A decisive step towards the digital dollar? The US Federal Reserve has opened the debate on a possible ‘official’ digital currency with an expected document with the pros and cons of it released this Thursday. The world’s largest central bank invites public comment and input on whether and how a central bank digital currency (CBDC) can safely and efficiently enhance the nation’s payment system. It’s not just about keeping pace with global financial innovation: dollar supremacy is at stake.
“We look forward to engaging with the public, elected representatives, and a wide range of stakeholders as we examine the positives and negatives of a central bank digital currency in the United States,” said Fed Chairman Jerome Powell. Citizens can send their contributions by answering about 20 questions. The Fed has given a period of 120 days.
The document, which does not lean towards any particular result, is limited to describing the current state of the US payment system and analyzing the different types of payment methods and digital assets that have emerged in recent years, including stablecoins and other cryptocurrencies. His most relevant point is when he lists possible benefits and risks of a CBDC.
Those responsible for the Fed admit in the text that consumers and companies have been having and transferring money digitally for a long time, through bank accounts, online transactions or payment applications. The forms of money used in these transactions are obligations of private entities, such as commercial banks. On the contrary, they point a CBDC would be a liability of a central bank, as in this case the Fed.
However, the authors of the document point out, although a CBDC could provide a secure digital payment option for households and businesses As the payment system continues to evolve, and could lead to faster payment options between countries, there may also be drawbacks. Among them is the difficulty in ensuring that a digital currency preserves monetary and financial stability, in addition to complementing the existing means of payment. Other key considerations are how to preserve the privacy of citizens and how to maintain the ability to combat illicit finance.
It also stresses that the use of a CBDC could “fundamentally change the structure of the US financial system”, as there is a possibility that banks’ funding costs will increase if deposits decrease as the availability of a CBDC becomes more widespread. digital dollar with interest. This, in turn, could increase the cost of credit for households and businesses.
The body stresses that “the best thing for the needs” of the US would be for the private sector offered digital accounts or wallets to “easily manage” all holdings and related payments. At this point he suggests that commercial banks and regulated non-bank financial services institutions take the lead in this task.
However, from the Fed they consider that if “individuals, companies and governments can use a CBDC to make basic purchases of goods and services or pay bills, governments could also use it to collect taxes or make benefit payments directly to citizens.
Beyond all these considerations, they warn from the US central bank, inaction also has consequences. Failure to develop a US digital currency could erode the country’s supremacy in world markets, the discussion paper warns.
In recent years, the Fed has been reluctant to adopt an official digital currency, saying it would only do so if the benefits outweigh the costs. These reluctance have caused the agency to lag behind the authorities in China, which is testing a digital renminbi. The European Central Bank (ECB) has also made inroads on the scope of a digital euro.
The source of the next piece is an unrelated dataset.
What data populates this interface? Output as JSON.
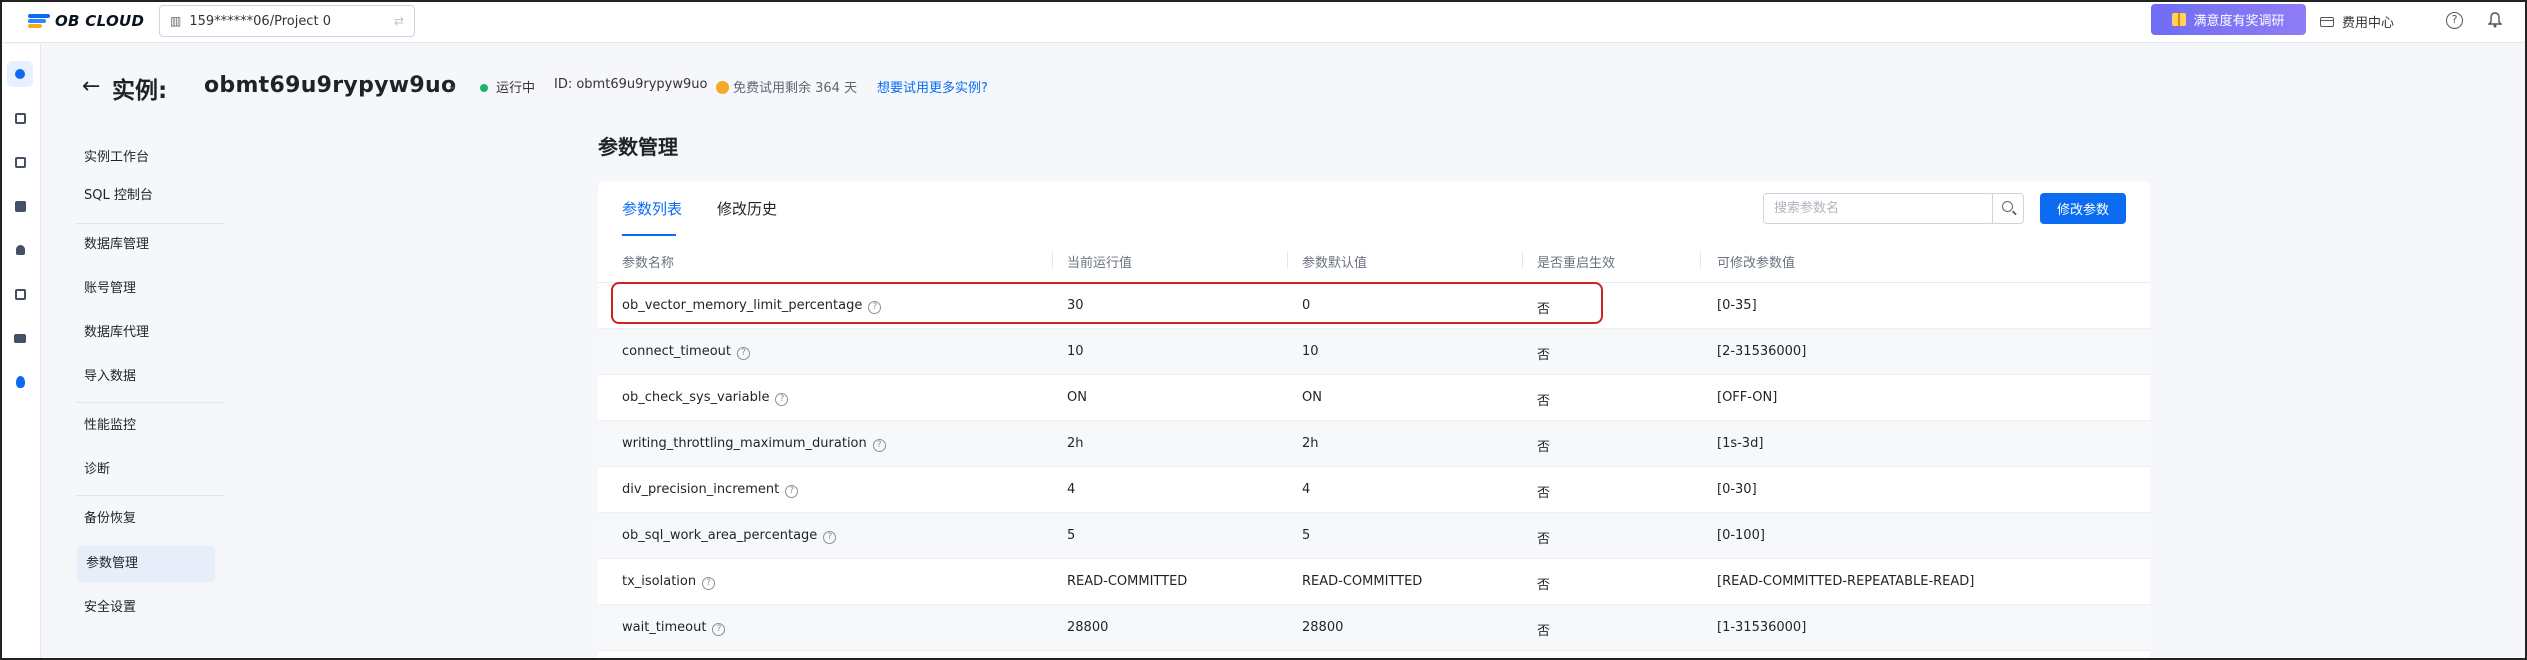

“The Federal Reserve report is a good first step toward designing a central bank digital currency that brings more Americans into our banking system and helps maintain US leadership in the global economy,” said Sherrod Brown. Democratic senator from Ohio and chairman of the Senate banking committee, according to Financial Times. Also from the political spectrum, Pat Toomey, a Republican senator from Pennsylvania, has applauded the Fed’s “constructive” initiative, being in favor of a CBDC. However, he has expressed his questions about privacy issues, something that could be a hindrance in the launch of a digital currency.
Some skepticism seems to be taking root among financial analysts. Jan Hatzius, chief economist at Goldman Sachs, has predicted that the Fed is unlikely to be “very aggressive” in its plans if he finally decides with the digital dollar. “There is room to introduce it cautiously, but I think it is not going to replace the central financial intermediation system focused on banks any time soon.”